For some recreational players, there is a minor problem if they are also low(ish) income earners. The problem is that such players will often not have gambling losses (and other deductions) in excess of the Standard Deduction. In the event that the Standard Deduction exceeds gambling losses plus other deductions, the individual in question will pay taxes on the gambling wins...generally.
Once again, this is where strong record keeping comes into play. I would obviously never encourage anyone to fudge their tax forms, but let's keep in mind that a player must file taxes on ALL gambling wins; this fact is actually beneficial for the person that is running into the standard deduction problem if he/she lost overall:
The reason this is the case is that the player can report ALL gambling wins and it is quite feasible that the off-setting losses will now exceed the standard deduction. In other words, unless everything that you did resulted in a handpay, if you have more in total winnings than the amount of the standard deduction, (and more in losses) then the losses can be used to offset, at this point, and your deductions might exceed the Standard Deduction. In many cases, this will result in paying less, or possibly even no taxes, on those winnings.
I cannot emphasize good record keeping enough; to simply have a piece of paper that states, "I won $12000 and lost $15000," is not going to be suitable. At a minimum, you would at least want to identify specific dates, perhaps times, the gambling establishment(s) you were at on those dates, the game(s) you played and the overall result of your play. It's possible that you would want to be even more specific than that. Again, I would never suggest that someone fudge these records, so keep good and honest records, and if taxes are due...just like any other American with a job and a large enough income...pay your taxes.

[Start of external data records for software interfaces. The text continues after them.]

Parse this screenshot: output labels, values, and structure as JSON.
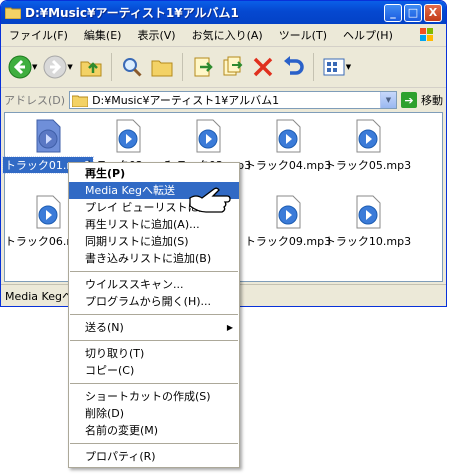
{
  "window": {
    "title": "D:¥Music¥アーティスト1¥アルバム1",
    "min_label": "_",
    "max_label": "□",
    "close_label": "X"
  },
  "menubar": [
    "ファイル(F)",
    "編集(E)",
    "表示(V)",
    "お気に入り(A)",
    "ツール(T)",
    "ヘルプ(H)"
  ],
  "address": {
    "label": "アドレス(D)",
    "value": "D:¥Music¥アーティスト1¥アルバム1",
    "go_label": "移動"
  },
  "files": [
    {
      "name": "トラック01.mp3",
      "selected": true
    },
    {
      "name": "トラック02.mp3",
      "selected": false
    },
    {
      "name": "トラック03.mp3",
      "selected": false
    },
    {
      "name": "トラック04.mp3",
      "selected": false
    },
    {
      "name": "トラック05.mp3",
      "selected": false
    },
    {
      "name": "トラック06.mp3",
      "selected": false
    },
    {
      "name": "トラック09.mp3",
      "selected": false
    },
    {
      "name": "トラック10.mp3",
      "selected": false
    }
  ],
  "status": {
    "text": "Media Kegへ"
  },
  "context_menu": {
    "items": [
      {
        "label": "再生(P)",
        "bold": true
      },
      {
        "label": "Media Kegへ転送",
        "highlighted": true
      },
      {
        "label": "プレイ ビューリストに追加"
      },
      {
        "label": "再生リストに追加(A)..."
      },
      {
        "label": "同期リストに追加(S)"
      },
      {
        "label": "書き込みリストに追加(B)"
      },
      {
        "separator": true
      },
      {
        "label": "ウイルススキャン..."
      },
      {
        "label": "プログラムから開く(H)..."
      },
      {
        "separator": true
      },
      {
        "label": "送る(N)",
        "submenu": true
      },
      {
        "separator": true
      },
      {
        "label": "切り取り(T)"
      },
      {
        "label": "コピー(C)"
      },
      {
        "separator": true
      },
      {
        "label": "ショートカットの作成(S)"
      },
      {
        "label": "削除(D)"
      },
      {
        "label": "名前の変更(M)"
      },
      {
        "separator": true
      },
      {
        "label": "プロパティ(R)"
      }
    ]
  },
  "colors": {
    "selection": "#316ac5",
    "titlebar": "#0548d0"
  }
}
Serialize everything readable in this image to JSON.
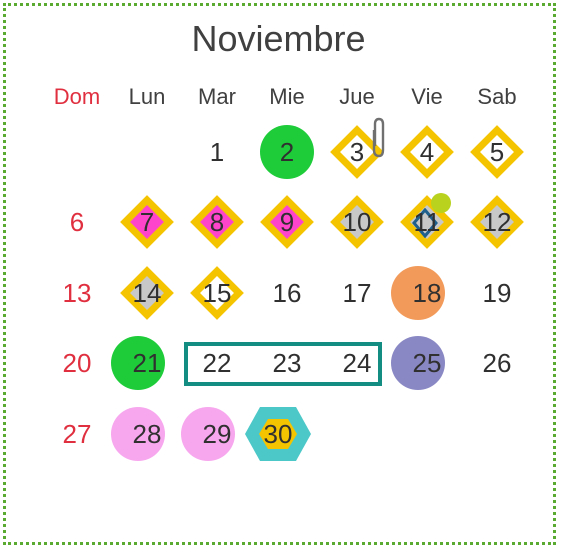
{
  "calendar": {
    "month": "Noviembre",
    "weekdays": [
      "Dom",
      "Lun",
      "Mar",
      "Mie",
      "Jue",
      "Vie",
      "Sab"
    ],
    "days": [
      "1",
      "2",
      "3",
      "4",
      "5",
      "6",
      "7",
      "8",
      "9",
      "10",
      "11",
      "12",
      "13",
      "14",
      "15",
      "16",
      "17",
      "18",
      "19",
      "20",
      "21",
      "22",
      "23",
      "24",
      "25",
      "26",
      "27",
      "28",
      "29",
      "30"
    ]
  },
  "colors": {
    "frame_dots": "#5aaa32",
    "weekend_text": "#e03040",
    "diamond_border": "#f5c400",
    "diamond_magenta": "#ff44cc",
    "diamond_light": "#c8c8c8",
    "green_circle": "#1ecc3a",
    "orange_circle": "#f29a5a",
    "purple_circle": "#8a88c4",
    "pink_circle": "#f7a7ee",
    "hexagon_outer": "#4cc8c8",
    "hexagon_inner": "#f5c400",
    "range_box": "#138c82",
    "dot": "#b8d21e"
  },
  "icons": [
    "paperclip-icon"
  ]
}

Does It Affect the Value of a Play?
Do taxes affect the value of your job? Maybe they do, I don't know, but they are certainly inescapable to some degree when it comes to income taxes related to your employment. With that said, though, I do not personally view taxes as detracting from the value of a play. If you are gambling at a positive expectation, then a positive expectation is precisely what you have. Given the fact that a gambler is supposed to report any winnings that stem from the act of gambling, (not just handpays!) I can only conclude that if an individual wants to suggest that taxes on handpays diminish the value on those plays, then the taxes you should be paying on ALL GAMBLING WINS diminish the value of ALL POSITIVE PLAYS, and negative plays, as well.
Does everyone pay all of their due taxes on all gambling wins? Absolutely not. Does everyone keep detailed records of all gambling wins even when they do not receive a handpay? Absolutely not. Are there people that play an entire year receiving no handpays or currency transaction reports that do not mention gambling anywhere on their tax returns? It is almost certainly the case. However, if one endeavors to abide by the law, then all gambling winnings and losses must be claimed.
The IRS almost tacitly admits by way of having a required reporting threshold that players are not going to report all of their gambling winnings. Certainly, an individual with one handpay (all that is reported) for a given tax year is extremely unlikely to have walked into the casino and hit a handpay on one pull of the handle or press of the button. The IRS is essentially letting these people slide by only making them report the required wins...unless they lost money and are reporting the required wins only...then they are, in fact, hurting their own value.
Ultimately, if you play at a positive expectation, then the expectation is that you will win money (i.e. income) over the long run. Income gets taxed, but if you have an expectation of over 100% on your plays, then your income will actually be, well, your income.